What is always surprising about cults is that they consistently manage to attract seemingly intelligent people who leave their ordered lives to join bizarre communities run by petty tyrants with delusions of grandeur. What is sadly not surprising is that at the centre of cults there are often innocents, the children.
There’s a few plot devices or themes that can pop up in crime fiction which are not for everyone. Cults might be one of those for you, as they usually are for me. In the Clearing is based on a real-life cult, an Australian new age group known as ‘The Family’. I knew very little going into this read about the group, other than that the kids of The Family all had bleached blonde hair ala village-of-the-damned, and that it all began somewhere in the late 1960’s. It’s suggested that you conduct your Wiki diving perhaps after reading Pomare’s book, as too much prior knowledge going in could detract from your enjoyment of this read.

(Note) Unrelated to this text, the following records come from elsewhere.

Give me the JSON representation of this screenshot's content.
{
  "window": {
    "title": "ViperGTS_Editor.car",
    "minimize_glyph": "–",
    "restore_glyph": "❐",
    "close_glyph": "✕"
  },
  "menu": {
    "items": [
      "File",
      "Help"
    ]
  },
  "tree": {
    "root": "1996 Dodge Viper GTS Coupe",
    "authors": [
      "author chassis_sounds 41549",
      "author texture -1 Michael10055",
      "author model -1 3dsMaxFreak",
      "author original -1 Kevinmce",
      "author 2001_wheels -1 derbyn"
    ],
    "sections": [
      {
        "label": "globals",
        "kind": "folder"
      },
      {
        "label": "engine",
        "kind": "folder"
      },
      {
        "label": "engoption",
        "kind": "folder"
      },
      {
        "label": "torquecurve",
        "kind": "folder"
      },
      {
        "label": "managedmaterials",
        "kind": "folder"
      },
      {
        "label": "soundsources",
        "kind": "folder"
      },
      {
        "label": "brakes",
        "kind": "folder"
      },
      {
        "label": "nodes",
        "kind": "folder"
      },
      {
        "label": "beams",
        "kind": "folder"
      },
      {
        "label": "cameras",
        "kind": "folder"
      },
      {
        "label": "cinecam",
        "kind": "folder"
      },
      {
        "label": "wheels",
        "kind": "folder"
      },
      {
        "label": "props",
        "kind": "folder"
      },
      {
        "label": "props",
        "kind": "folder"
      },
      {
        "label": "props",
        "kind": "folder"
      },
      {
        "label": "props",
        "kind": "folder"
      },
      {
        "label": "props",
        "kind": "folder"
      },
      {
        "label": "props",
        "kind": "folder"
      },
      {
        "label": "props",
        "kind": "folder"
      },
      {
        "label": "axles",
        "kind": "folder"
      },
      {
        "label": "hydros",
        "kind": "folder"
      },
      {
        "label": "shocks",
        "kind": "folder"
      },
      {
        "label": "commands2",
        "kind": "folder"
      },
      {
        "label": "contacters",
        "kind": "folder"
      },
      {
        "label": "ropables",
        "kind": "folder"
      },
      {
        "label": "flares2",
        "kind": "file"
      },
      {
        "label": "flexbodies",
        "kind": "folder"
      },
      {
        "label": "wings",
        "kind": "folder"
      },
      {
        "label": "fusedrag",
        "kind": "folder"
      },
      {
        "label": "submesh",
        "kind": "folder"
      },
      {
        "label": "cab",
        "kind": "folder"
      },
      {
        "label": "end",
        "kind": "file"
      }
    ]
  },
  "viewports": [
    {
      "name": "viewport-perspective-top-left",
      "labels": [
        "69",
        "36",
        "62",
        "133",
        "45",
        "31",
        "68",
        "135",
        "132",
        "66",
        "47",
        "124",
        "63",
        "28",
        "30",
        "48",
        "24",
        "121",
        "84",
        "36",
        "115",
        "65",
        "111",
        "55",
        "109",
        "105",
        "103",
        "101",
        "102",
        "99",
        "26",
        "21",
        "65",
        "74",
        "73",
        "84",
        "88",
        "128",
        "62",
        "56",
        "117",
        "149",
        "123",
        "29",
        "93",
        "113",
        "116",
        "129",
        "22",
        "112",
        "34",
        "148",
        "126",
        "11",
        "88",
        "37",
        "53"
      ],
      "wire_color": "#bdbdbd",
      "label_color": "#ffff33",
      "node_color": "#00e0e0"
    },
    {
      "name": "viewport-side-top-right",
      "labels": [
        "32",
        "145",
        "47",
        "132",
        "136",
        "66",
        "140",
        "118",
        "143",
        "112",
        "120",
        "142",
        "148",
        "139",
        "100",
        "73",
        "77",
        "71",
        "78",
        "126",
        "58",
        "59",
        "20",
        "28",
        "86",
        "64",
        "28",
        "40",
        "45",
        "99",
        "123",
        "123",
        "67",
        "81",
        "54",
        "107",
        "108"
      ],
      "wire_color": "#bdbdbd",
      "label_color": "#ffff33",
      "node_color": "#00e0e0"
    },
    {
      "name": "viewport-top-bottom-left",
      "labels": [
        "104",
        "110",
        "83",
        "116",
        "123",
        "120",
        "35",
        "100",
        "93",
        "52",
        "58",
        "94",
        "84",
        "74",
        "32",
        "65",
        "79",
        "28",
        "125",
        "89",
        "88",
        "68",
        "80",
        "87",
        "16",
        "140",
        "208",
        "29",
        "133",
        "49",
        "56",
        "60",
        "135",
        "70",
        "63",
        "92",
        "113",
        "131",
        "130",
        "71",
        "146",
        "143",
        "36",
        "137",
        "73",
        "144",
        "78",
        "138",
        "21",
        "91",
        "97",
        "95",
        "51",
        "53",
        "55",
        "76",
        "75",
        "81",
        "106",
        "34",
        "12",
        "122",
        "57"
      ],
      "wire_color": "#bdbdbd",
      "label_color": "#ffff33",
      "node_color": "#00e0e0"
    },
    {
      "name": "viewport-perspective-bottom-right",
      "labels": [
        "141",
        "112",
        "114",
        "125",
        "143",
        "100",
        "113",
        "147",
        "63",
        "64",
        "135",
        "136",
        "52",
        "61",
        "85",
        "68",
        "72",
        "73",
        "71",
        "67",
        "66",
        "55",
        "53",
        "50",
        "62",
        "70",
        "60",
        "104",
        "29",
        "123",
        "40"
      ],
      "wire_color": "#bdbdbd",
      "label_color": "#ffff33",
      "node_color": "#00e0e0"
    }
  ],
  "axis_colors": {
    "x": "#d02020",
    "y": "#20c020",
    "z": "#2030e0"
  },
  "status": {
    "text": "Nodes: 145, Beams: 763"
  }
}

In the Clearing features two first person narratives. Amy is a teenage member of a reclusive community led by Adrienne, a commanding and charismatic figure referred to as ‘the Queen’ and considered by her devoted followers to be the living reincarnation of Jesus Christ. Amy has taken on the group’s mistrust of all those who live outside of the clearing and that vigilance must always be upheld. Brutal punishments are doled out to any member who breaks their rules, and those rules are in place to keep their ways hidden from those who might seek to tear it all down.
Freya lives with her young son by the river, working as a yoga teacher and managing her property in the heat of summer. Some in the town know that Freya has two sons, and that Freya hasn’t seen her eldest in many years. When a young local girl goes missing, Freya’s suspicions are sent into overdrive. Freya is quite certain that an old ghost from her past has come to visit.
The misdirections employed In the Clearing are subtly delivered and it is upon reflection that you will realize how clever they were. Freya’s chapters features a countdown to some cataclysmic event, and it is evident that Amy is heading for the point of no return, illustrated via the inclusion of excerpts from her journal. We hold fear for both of them.
Pomare has written a powerful and accomplished second novel that takes a firm hold of your attention from the first chapter. In the Clearing masterfully cleaves a path to the truth with the linkage between the book’s two narrators shocking to realize when it all becomes clear. The pace of the novel is purposeful and deliberate, information slowly eked out to the reader who becomes increasingly invested in the two who seem utterly alone whilst under serious threat.
If you’re read the work of Inga Simpson before, you may find this book reminds you of her 2015 book, Nest.
New Zealand born author J.P. Pomare, now living in Melbourne, has hosted a writing podcast since 2015 and has been published in various literary journals. Call Me Evie, Pomare’s best selling crime novel debut, was the winner of the 2019 Ngaio Marsh Award (NZ) for Best First Novel.
In the Clearing was published in December 2019 by Hachette Australia.
Other reviews you might enjoy:
- 488 Rules for Life: The Thankless Art of Being Correct (Kitty Flanagan) – book review
- A Nearly Normal Family (M. T. Edvardsson) – book review
- Rules for Perfect Murders (Peter Swanson) – book review
Australian Crime Fiction began in 2006 to provide a database of crime authors and books from Australasia in the crime genre. Now featuring book reviews, the site is dedicated to crime fiction and thrillers, with a heavy emphasis on Australian and New Zealand content.